# INSTRUCTIONS FOR THE TASK
When you reproduce the listing below, keep every entry exactly as written.

# INPUT DATA
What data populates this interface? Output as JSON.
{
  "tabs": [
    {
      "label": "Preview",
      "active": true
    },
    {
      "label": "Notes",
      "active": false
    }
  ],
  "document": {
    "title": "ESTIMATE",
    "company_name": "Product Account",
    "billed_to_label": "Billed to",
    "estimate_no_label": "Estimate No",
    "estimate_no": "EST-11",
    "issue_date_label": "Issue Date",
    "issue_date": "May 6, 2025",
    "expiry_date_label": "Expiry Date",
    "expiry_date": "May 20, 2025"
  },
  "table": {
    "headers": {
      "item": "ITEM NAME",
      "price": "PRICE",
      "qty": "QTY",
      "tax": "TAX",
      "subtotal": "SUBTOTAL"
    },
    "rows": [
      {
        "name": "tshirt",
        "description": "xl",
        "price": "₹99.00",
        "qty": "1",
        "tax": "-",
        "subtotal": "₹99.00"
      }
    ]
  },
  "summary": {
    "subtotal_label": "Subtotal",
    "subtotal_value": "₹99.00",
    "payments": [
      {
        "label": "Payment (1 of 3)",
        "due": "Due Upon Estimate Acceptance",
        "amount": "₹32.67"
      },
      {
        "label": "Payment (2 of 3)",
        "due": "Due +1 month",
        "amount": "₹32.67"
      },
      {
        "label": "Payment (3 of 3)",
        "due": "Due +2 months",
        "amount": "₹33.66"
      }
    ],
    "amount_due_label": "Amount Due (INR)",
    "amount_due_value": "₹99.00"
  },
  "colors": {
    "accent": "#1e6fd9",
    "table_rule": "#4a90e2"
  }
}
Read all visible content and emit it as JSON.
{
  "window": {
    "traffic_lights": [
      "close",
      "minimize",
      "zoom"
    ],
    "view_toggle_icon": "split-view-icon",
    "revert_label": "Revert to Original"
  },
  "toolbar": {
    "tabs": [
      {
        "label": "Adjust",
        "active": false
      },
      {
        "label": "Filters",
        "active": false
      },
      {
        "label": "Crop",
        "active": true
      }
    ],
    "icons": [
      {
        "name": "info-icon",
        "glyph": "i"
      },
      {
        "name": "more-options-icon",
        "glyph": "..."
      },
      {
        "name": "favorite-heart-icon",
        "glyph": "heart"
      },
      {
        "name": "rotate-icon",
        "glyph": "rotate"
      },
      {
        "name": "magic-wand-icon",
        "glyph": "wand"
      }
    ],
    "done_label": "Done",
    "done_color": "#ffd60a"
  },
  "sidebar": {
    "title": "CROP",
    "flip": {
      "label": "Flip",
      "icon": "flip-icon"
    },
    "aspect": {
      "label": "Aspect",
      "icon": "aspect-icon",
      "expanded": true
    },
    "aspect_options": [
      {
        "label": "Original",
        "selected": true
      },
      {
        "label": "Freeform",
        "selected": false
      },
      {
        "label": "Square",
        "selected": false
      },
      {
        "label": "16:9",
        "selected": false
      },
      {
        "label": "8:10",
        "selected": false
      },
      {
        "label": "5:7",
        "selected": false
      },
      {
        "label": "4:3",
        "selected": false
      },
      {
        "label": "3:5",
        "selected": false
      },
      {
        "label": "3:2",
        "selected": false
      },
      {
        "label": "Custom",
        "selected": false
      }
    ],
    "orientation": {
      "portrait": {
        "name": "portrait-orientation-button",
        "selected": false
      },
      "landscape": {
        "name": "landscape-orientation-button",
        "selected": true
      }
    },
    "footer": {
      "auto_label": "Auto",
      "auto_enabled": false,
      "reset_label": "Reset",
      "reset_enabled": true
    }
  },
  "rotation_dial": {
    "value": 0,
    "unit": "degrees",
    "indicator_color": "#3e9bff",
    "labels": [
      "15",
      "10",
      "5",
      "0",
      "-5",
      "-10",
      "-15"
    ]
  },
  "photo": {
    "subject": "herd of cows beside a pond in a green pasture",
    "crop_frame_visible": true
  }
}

# RESULT OF THE EXERCISE
What data populates this interface? Output as JSON.
{
  "tabs": [
    {
      "label": "Preview",
      "active": true
    },
    {
      "label": "Notes",
      "active": false
    }
  ],
  "document": {
    "title": "ESTIMATE",
    "company_name": "Product Account",
    "billed_to_label": "Billed to",
    "estimate_no_label": "Estimate No",
    "estimate_no": "EST-11",
    "issue_date_label": "Issue Date",
    "issue_date": "May 6, 2025",
    "expiry_date_label": "Expiry Date",
    "expiry_date": "May 20, 2025"
  },
  "table": {
    "headers": {
      "item": "ITEM NAME",
      "price": "PRICE",
      "qty": "QTY",
      "tax": "TAX",
      "subtotal": "SUBTOTAL"
    },
    "rows": [
      {
        "name": "tshirt",
        "description": "xl",
        "price": "₹99.00",
        "qty": "1",
        "tax": "-",
        "subtotal": "₹99.00"
      }
    ]
  },
  "summary": {
    "subtotal_label": "Subtotal",
    "subtotal_value": "₹99.00",
    "payments": [
      {
        "label": "Payment (1 of 3)",
        "due": "Due Upon Estimate Acceptance",
        "amount": "₹32.67"
      },
      {
        "label": "Payment (2 of 3)",
        "due": "Due +1 month",
        "amount": "₹32.67"
      },
      {
        "label": "Payment (3 of 3)",
        "due": "Due +2 months",
        "amount": "₹33.66"
      }
    ],
    "amount_due_label": "Amount Due (INR)",
    "amount_due_value": "₹99.00"
  },
  "colors": {
    "accent": "#1e6fd9",
    "table_rule": "#4a90e2"
  }
}
Read all visible content and emit it as JSON.
{
  "window": {
    "traffic_lights": [
      "close",
      "minimize",
      "zoom"
    ],
    "view_toggle_icon": "split-view-icon",
    "revert_label": "Revert to Original"
  },
  "toolbar": {
    "tabs": [
      {
        "label": "Adjust",
        "active": false
      },
      {
        "label": "Filters",
        "active": false
      },
      {
        "label": "Crop",
        "active": true
      }
    ],
    "icons": [
      {
        "name": "info-icon",
        "glyph": "i"
      },
      {
        "name": "more-options-icon",
        "glyph": "..."
      },
      {
        "name": "favorite-heart-icon",
        "glyph": "heart"
      },
      {
        "name": "rotate-icon",
        "glyph": "rotate"
      },
      {
        "name": "magic-wand-icon",
        "glyph": "wand"
      }
    ],
    "done_label": "Done",
    "done_color": "#ffd60a"
  },
  "sidebar": {
    "title": "CROP",
    "flip": {
      "label": "Flip",
      "icon": "flip-icon"
    },
    "aspect": {
      "label": "Aspect",
      "icon": "aspect-icon",
      "expanded": true
    },
    "aspect_options": [
      {
        "label": "Original",
        "selected": true
      },
      {
        "label": "Freeform",
        "selected": false
      },
      {
        "label": "Square",
        "selected": false
      },
      {
        "label": "16:9",
        "selected": false
      },
      {
        "label": "8:10",
        "selected": false
      },
      {
        "label": "5:7",
        "selected": false
      },
      {
        "label": "4:3",
        "selected": false
      },
      {
        "label": "3:5",
        "selected": false
      },
      {
        "label": "3:2",
        "selected": false
      },
      {
        "label": "Custom",
        "selected": false
      }
    ],
    "orientation": {
      "portrait": {
        "name": "portrait-orientation-button",
        "selected": false
      },
      "landscape": {
        "name": "landscape-orientation-button",
        "selected": true
      }
    },
    "footer": {
      "auto_label": "Auto",
      "auto_enabled": false,
      "reset_label": "Reset",
      "reset_enabled": true
    }
  },
  "rotation_dial": {
    "value": 0,
    "unit": "degrees",
    "indicator_color": "#3e9bff",
    "labels": [
      "15",
      "10",
      "5",
      "0",
      "-5",
      "-10",
      "-15"
    ]
  },
  "photo": {
    "subject": "herd of cows beside a pond in a green pasture",
    "crop_frame_visible": true
  }
}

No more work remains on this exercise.